*** GIVEN ENTRIES ***

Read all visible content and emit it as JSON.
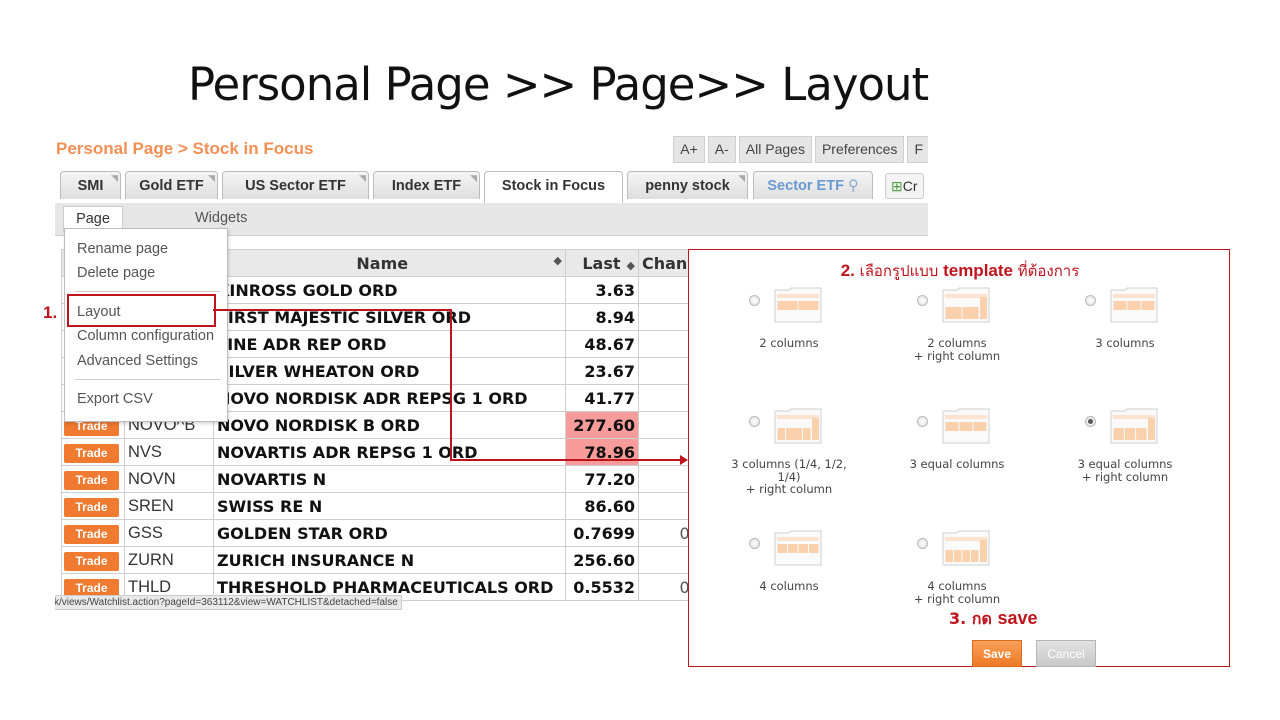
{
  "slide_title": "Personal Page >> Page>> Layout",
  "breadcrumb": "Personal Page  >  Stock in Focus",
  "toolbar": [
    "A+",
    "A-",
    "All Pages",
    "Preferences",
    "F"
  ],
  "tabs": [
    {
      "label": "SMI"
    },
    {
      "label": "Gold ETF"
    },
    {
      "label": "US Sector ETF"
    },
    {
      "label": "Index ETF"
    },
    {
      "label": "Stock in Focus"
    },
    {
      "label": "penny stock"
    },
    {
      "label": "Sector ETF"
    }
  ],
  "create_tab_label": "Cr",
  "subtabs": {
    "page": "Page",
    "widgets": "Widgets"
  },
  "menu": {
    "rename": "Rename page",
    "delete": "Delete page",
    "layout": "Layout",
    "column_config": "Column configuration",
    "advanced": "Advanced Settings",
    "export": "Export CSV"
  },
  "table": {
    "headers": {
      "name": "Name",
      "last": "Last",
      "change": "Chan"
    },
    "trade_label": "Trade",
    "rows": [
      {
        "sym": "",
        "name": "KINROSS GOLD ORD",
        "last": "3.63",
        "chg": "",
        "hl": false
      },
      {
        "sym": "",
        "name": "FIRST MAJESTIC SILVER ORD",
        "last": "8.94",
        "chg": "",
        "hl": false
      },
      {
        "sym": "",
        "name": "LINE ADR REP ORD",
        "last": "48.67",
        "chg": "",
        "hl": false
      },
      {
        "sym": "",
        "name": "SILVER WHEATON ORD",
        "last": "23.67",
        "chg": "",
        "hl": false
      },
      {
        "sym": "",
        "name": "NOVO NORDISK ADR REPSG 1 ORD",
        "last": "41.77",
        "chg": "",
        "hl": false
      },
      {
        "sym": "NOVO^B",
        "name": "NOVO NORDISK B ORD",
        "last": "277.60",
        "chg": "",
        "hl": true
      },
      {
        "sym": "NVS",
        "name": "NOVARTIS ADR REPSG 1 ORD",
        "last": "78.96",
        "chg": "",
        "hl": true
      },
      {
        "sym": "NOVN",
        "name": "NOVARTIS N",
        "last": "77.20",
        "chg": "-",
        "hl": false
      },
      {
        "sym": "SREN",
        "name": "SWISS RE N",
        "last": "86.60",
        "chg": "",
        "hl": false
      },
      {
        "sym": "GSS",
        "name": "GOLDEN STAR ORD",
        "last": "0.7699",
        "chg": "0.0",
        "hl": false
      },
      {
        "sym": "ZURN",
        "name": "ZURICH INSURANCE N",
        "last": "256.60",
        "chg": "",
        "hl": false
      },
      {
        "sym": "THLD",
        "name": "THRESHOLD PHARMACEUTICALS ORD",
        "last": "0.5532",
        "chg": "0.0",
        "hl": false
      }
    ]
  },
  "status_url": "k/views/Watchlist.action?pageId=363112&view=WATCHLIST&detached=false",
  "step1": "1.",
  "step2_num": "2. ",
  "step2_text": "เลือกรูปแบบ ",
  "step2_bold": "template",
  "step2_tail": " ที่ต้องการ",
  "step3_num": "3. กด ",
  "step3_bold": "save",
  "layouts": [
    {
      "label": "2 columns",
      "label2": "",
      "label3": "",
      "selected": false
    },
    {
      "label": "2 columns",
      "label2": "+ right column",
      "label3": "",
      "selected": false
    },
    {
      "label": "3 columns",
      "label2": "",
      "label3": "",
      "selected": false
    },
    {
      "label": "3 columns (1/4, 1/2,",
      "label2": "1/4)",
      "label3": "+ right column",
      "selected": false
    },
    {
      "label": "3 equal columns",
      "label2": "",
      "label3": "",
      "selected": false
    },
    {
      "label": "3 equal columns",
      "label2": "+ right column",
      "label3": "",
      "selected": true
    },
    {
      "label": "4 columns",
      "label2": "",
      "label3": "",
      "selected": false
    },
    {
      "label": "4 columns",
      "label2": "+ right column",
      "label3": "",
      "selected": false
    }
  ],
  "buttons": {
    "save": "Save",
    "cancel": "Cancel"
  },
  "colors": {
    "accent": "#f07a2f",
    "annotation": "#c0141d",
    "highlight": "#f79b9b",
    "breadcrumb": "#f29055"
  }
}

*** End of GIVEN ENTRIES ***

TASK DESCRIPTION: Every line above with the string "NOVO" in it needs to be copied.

SOLUTION TO THIS PROBLEM:
        "name": "NOVO NORDISK ADR REPSG 1 ORD",
        "sym": "NOVO^B",
        "name": "NOVO NORDISK B ORD",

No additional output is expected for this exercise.